Rube Waddell was a strike-out pitcher before the age of strike out pitchers. In 1902, he struck out 302 batters (the Athletics finished 83-53 that year—notice that they played only 136 games, not the 162 games that contemporary baseball teams play). His total that year was 115 more than his closest competitor. The next year he struck out 349, 110 more than the runner up. The next time a major-league pitcher would strike out over 300 batters in consecutive seasons would be 1965-66, when Sandy Koufax pulled it off. And if you’re a baseball follower, you’ll find this interesting: in the era when Waddell pitched, most batters slapped at the ball, just trying to get on base. In 1919, Babe Ruth led the American League with 29 homers. In the 18 years before that, the biggest total for any home run leader was 16 (Socks Seybold, Philadelphia Athletics, 1902). From 1911 through 1914, the Athletics’ star Frank Baker (nicknamed Home Run Baker) led the American League with 11, 10, 12, and 9. It’s much harder to strike out slap hitters than it is to strike out guys who are swinging for the fences.
So why did Connie Mack sell this outstanding athlete? Well, apparently Waddell wasn’t good at following the team rules. He may have had a personality disorder or a learning disability; he was most certainly an alcoholic; he lived life on his own terms no matter what the cost. In 1902, Mack let Waddell try out for the Athletics’ football team, but when Waddell broke the quarterback’s leg in practice, the Athletics’ owners realized that football could be risky, so they wouldn’t let their star pitcher play. He moved home to spend the off-season in his home in western Pennsylvania, where he played semi-pro football. In addition, he played keeper for a team in the St. Louis soccer league. In addition, he toured the country in a play called The Stain of Guilt, a melodrama, in which he played himself.
He was not only an incredible athlete but also a real showman. Many people, particularly after his death in 1914 at the age of 37, credited with Waddell with saving the American League when the league was facing bankruptcy. He was the Michael Jordan of his day—people in cities he visited filled the ballpark just to see him pitch. He may have been baseball’s first superstar celebrity. But sadly, he ruined his own life through drink and dangerous behaviors. He is described as a man with the maturity of a child.
Waddell was elected to the Baseball Hall of Fame in 1946 by the Veterans Committee.
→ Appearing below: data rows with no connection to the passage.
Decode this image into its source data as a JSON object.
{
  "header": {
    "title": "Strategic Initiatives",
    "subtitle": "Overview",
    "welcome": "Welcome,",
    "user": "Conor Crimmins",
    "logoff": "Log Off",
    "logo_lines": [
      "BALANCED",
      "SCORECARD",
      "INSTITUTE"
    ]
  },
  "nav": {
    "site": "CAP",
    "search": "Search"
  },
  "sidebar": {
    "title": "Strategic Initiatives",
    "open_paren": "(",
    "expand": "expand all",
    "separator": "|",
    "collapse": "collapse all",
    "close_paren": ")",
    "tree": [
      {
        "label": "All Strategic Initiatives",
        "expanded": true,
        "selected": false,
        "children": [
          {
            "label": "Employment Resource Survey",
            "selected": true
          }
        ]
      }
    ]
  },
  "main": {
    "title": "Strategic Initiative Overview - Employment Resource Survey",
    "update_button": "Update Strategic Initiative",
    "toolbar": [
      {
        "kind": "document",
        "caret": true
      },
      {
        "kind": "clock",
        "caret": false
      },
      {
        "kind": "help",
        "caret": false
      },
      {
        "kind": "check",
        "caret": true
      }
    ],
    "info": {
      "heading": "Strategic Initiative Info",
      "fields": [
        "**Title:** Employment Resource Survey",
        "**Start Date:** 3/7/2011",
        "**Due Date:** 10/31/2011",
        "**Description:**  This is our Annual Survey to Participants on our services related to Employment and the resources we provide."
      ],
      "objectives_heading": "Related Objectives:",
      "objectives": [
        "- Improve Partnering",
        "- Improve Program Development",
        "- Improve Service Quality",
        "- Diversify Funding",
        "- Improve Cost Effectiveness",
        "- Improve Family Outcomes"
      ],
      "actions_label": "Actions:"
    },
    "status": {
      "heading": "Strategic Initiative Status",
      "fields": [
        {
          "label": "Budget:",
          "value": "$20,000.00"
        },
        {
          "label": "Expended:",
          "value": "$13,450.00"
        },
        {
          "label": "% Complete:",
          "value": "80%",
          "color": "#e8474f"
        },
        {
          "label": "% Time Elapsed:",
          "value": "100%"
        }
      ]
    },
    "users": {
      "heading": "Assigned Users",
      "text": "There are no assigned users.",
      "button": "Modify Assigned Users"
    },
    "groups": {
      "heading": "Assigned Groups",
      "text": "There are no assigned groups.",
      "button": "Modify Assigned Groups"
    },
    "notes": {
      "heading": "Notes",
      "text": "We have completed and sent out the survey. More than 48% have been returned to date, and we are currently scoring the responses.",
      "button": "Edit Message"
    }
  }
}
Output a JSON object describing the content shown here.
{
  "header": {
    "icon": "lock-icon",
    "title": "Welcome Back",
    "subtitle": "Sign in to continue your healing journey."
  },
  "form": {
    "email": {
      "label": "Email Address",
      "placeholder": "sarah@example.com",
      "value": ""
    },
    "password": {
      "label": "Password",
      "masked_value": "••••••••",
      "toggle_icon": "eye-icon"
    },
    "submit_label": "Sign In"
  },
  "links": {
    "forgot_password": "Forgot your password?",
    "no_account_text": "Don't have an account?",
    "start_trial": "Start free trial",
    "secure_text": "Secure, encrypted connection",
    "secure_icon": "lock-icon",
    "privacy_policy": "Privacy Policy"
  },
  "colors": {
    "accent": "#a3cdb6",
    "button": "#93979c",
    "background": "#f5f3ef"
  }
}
He finished has major league career with a 193-143 record, over 2300 strike outs in 13 seasons, 261 complete games, and a 2.16 lifetime ERA.
But whether he was a comic or tragic hero,, he had the temerity to live life the way he wanted to.
The image is of the Rube Waddell baseball card, issued in 1909 by the American Tobacco Company.